If you’ve listened to our most recent episode of Funnybooks with Aron and Paulie, “Thor Up-Skirts” (and if you haven’t listen now!), you undoubtedly shook your head in disgust as my secret, horrifying mission was revealed….
I’m an Extreme Studios fan.
Yes folks, I love that 1992 and on Rob Liefeld run comic studio, and have feverishly been attempting to fill in the holes in my Extreme Studios collection with Christmas/New Years sales.
Everyone pretty much points to the Extreme Studios output as one of the reasons everyone is ashamed of admiting that they read comics back in the 90’s, and a perfect examples of why 90’s comics are the suck. Still, reading the recent Image United, I was shocked at how these artists, the founders of Image Comics mind you, were putting out a comic that looked so damn bad. I mean, isn’t Image known for great art and crappy stories?
Oddly, picking up all of these Extreme Studios titles and re-reading them revealed something quite the opposite.
Now I have to admit – reading the original Youngblood miniseries pretty much solidified the thinking that, really, Image was all about art and not so much on story back then. However, one thing I noticed about Image United was the bad art, and it got me thinking – “have these guys really aged this poorly?” Looking back at these 90’s stories though, I discovered that, really, the art (at least by today’s standards) was never really that hot. Not just in Youngblood, but in the majority of Image books, you get awkward poses that are anatomically impossible, characters with their heads twisted in odd ways just so you can look at their pecs/boobs/butt, lots and lots of grimaces instead of actual facial expression … it’s a shocker to me that, at the time, we thought of these books as having the cream of the crop in Image talent.
I will say though, that the art that has aged the best, at least as far as Extreme Studios is concerned, comes from Rob Liefeld and Dan Fraga. Still, there are a ton of very talented artists who also put out Extreme books – Jeff Matsuda, Marat Mychaels, Stephen Platt, Dan Panosian, Todd Nauck, Art Thibert, and more. To this day, I actually enjoy art from most of these artists, and it’s kind of shocking to see how far they’ve all come and developed their own styles. Of course, not a damn one of them can draw a foot to save their lives, but as far as dynamic, interesting action, Extreme was it!
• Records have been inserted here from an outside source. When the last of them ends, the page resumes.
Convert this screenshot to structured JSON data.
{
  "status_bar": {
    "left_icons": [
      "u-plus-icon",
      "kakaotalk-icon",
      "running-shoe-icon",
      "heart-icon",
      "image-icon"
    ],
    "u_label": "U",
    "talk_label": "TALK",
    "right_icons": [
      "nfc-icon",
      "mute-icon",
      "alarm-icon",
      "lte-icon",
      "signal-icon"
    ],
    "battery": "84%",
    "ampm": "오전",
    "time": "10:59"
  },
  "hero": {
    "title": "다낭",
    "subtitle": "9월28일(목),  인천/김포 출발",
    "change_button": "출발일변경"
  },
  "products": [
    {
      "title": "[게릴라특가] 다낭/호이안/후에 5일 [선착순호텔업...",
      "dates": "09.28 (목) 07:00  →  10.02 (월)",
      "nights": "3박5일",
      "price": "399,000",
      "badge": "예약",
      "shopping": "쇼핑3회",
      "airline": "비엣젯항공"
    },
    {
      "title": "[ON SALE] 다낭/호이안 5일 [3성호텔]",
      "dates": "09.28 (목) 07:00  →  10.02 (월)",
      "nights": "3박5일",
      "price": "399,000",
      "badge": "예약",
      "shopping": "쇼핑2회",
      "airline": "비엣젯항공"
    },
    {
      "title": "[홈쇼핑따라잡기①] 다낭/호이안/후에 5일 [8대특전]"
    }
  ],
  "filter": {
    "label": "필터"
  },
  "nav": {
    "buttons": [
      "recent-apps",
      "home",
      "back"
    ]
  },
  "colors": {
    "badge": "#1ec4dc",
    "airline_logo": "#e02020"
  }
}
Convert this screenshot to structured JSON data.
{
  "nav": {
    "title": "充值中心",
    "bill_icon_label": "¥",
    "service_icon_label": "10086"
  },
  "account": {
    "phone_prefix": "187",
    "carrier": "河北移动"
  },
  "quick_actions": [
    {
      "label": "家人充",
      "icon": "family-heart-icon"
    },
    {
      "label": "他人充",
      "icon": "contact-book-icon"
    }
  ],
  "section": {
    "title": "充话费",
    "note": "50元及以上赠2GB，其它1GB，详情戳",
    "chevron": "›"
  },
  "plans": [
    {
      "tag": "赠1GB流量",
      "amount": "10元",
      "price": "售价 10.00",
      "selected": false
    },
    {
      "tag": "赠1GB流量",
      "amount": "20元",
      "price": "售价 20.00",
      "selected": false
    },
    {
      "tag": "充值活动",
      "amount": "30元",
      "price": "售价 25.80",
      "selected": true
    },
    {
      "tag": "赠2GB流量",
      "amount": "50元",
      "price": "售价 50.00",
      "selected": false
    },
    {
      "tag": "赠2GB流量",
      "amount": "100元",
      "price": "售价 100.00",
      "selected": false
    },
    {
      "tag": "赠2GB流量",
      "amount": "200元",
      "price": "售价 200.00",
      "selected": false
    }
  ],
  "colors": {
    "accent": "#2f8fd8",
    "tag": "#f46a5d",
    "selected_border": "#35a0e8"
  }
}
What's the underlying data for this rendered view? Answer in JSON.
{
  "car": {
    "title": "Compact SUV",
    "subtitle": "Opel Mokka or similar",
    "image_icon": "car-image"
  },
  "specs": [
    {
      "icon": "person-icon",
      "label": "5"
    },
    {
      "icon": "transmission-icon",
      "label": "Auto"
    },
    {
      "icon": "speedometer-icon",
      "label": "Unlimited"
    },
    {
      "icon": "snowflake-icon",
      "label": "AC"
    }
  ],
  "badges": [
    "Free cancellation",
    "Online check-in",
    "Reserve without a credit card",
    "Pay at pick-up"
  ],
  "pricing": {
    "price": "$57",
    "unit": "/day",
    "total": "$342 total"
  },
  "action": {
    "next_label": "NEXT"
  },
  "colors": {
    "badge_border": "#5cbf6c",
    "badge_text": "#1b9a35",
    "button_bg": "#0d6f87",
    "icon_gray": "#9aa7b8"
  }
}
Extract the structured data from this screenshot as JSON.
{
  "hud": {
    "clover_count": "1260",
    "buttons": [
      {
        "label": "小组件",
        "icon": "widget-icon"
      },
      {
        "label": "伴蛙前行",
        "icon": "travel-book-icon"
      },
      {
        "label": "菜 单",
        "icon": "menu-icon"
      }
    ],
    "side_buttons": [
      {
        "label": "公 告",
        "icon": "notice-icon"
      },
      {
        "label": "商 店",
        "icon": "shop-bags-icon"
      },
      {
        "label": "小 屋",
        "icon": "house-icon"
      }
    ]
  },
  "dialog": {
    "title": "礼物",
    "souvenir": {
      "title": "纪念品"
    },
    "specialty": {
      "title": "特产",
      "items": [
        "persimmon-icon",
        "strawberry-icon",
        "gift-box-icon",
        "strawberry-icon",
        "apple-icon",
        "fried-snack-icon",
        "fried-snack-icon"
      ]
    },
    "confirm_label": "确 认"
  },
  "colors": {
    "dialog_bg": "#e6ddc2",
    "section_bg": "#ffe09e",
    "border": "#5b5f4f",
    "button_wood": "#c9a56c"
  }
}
The most shocking thing I’ve discovered, though, as I read these titles, is that I’m actually enjoying the stories. I mean, sure, there are some groaners in the bunch, but most of the stuff is much better written than I remember. And why wouldn’t it be? You’ve got talent like Joe Kelly, Jeph Loeb, and Alan Moore writing this stuff. And it’s surprisingly hard to find a chronology of when all of these comics came out, and with an incomplete collection, trying to read them in the order they were released (by following the ads in the back as a guide of what was released that month) is definitely tricky. Still, starting with Youngblood (which got stronger as it went on), and moving on to titles like Brigade, Bloodstrike, Prophet, Supreme and Newmen, I find I’m enjoying my time in this universe more and more.
It reminds me of a time when comics were more fun – these are great, fun superhero tales and, trying to read them years later takes away the burden of late releases, so I get to enjoy the stories as they were intended. Maybe it’s the nostalgia talking, but I find that the way all of the stories connect, and the soap opera elements that were what made the X-Men so popular back in the 90’s, are clearly evident in these books – Brigade and Bloodstrike are tied closely together because the team leaders are brothers. Newmen is kind of the young heroes titles, but it’s also kind of the backbone to all of the major linewide crossovers. Half of the characters either looked like Cable or Wolverine and, in the end, if you can get past the bad rep these books have, you might find some comics that’ll remind you of the fun you had reading comics in the first place.
Of course, we’re talking about a guy who liked Maximum Carnage and The Clone Saga, so keep that in mind if you’re gonna give them a try 🙂